• **Action item**:
The required output is all lines below that contain the word "Movement".

(Input material begins)

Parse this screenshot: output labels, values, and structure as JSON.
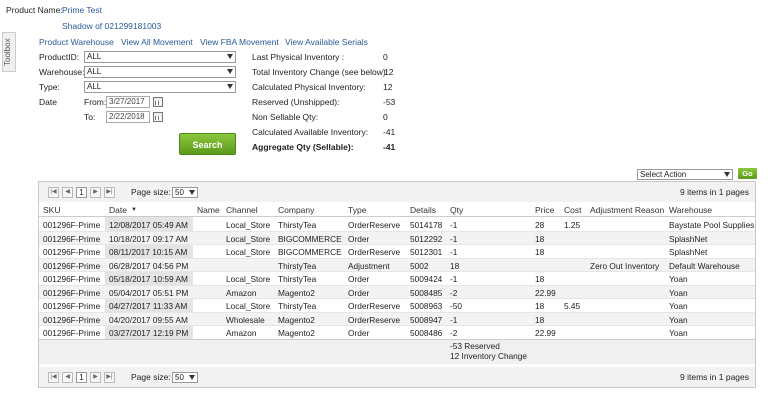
{
  "product": {
    "name_label": "Product Name:",
    "name_value": "Prime Test",
    "shadow": "Shadow of 021299181003"
  },
  "links": [
    "Product Warehouse",
    "View All Movement",
    "View FBA Movement",
    "View Available Serials"
  ],
  "toolbox_label": "Toolbox",
  "filters": {
    "productid_label": "ProductID:",
    "productid_value": "ALL",
    "warehouse_label": "Warehouse:",
    "warehouse_value": "ALL",
    "type_label": "Type:",
    "type_value": "ALL",
    "date_label": "Date",
    "from_label": "From:",
    "from_value": "3/27/2017",
    "to_label": "To:",
    "to_value": "2/22/2018",
    "search_label": "Search"
  },
  "stats": [
    {
      "label": "Last Physical Inventory :",
      "value": "0"
    },
    {
      "label": "Total Inventory Change (see below):",
      "value": "12"
    },
    {
      "label": "Calculated Physical Inventory:",
      "value": "12"
    },
    {
      "label": "Reserved (Unshipped):",
      "value": "-53"
    },
    {
      "label": "Non Sellable Qty:",
      "value": "0"
    },
    {
      "label": "Calculated Available Inventory:",
      "value": "-41"
    },
    {
      "label": "Aggregate Qty (Sellable):",
      "value": "-41"
    }
  ],
  "action": {
    "select_value": "Select Action",
    "go_label": "Go"
  },
  "pager": {
    "page": "1",
    "page_size_label": "Page size:",
    "page_size": "50",
    "items_info": "9 items in 1 pages"
  },
  "columns": [
    "SKU",
    "Date",
    "Name",
    "Channel",
    "Company",
    "Type",
    "Details",
    "Qty",
    "Price",
    "Cost",
    "Adjustment Reason",
    "Warehouse"
  ],
  "rows": [
    [
      "001296F-Prime",
      "12/08/2017 05:49 AM",
      "",
      "Local_Store",
      "ThirstyTea",
      "OrderReserve",
      "5014178",
      "-1",
      "28",
      "1.25",
      "",
      "Baystate Pool Supplies"
    ],
    [
      "001296F-Prime",
      "10/18/2017 09:17 AM",
      "",
      "Local_Store",
      "BIGCOMMERCE",
      "Order",
      "5012292",
      "-1",
      "18",
      "",
      "",
      "SplashNet"
    ],
    [
      "001296F-Prime",
      "08/11/2017 10:15 AM",
      "",
      "Local_Store",
      "BIGCOMMERCE",
      "OrderReserve",
      "5012301",
      "-1",
      "18",
      "",
      "",
      "SplashNet"
    ],
    [
      "001296F-Prime",
      "06/28/2017 04:56 PM",
      "",
      "",
      "ThirstyTea",
      "Adjustment",
      "5002",
      "18",
      "",
      "",
      "Zero Out Inventory",
      "Default Warehouse"
    ],
    [
      "001296F-Prime",
      "05/18/2017 10:59 AM",
      "",
      "Local_Store",
      "ThirstyTea",
      "Order",
      "5009424",
      "-1",
      "18",
      "",
      "",
      "Yoan"
    ],
    [
      "001296F-Prime",
      "05/04/2017 05:51 PM",
      "",
      "Amazon",
      "Magento2",
      "Order",
      "5008485",
      "-2",
      "22.99",
      "",
      "",
      "Yoan"
    ],
    [
      "001296F-Prime",
      "04/27/2017 11:33 AM",
      "",
      "Local_Store",
      "ThirstyTea",
      "OrderReserve",
      "5008963",
      "-50",
      "18",
      "5.45",
      "",
      "Yoan"
    ],
    [
      "001296F-Prime",
      "04/20/2017 09:55 AM",
      "",
      "Wholesale",
      "Magento2",
      "OrderReserve",
      "5008947",
      "-1",
      "18",
      "",
      "",
      "Yoan"
    ],
    [
      "001296F-Prime",
      "03/27/2017 12:19 PM",
      "",
      "Amazon",
      "Magento2",
      "Order",
      "5008486",
      "-2",
      "22.99",
      "",
      "",
      "Yoan"
    ]
  ],
  "summary": {
    "reserved": "-53 Reserved",
    "change": "12 Inventory Change"
  }
}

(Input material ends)

• **Answer to this task**:
    "View All Movement",
    "View FBA Movement",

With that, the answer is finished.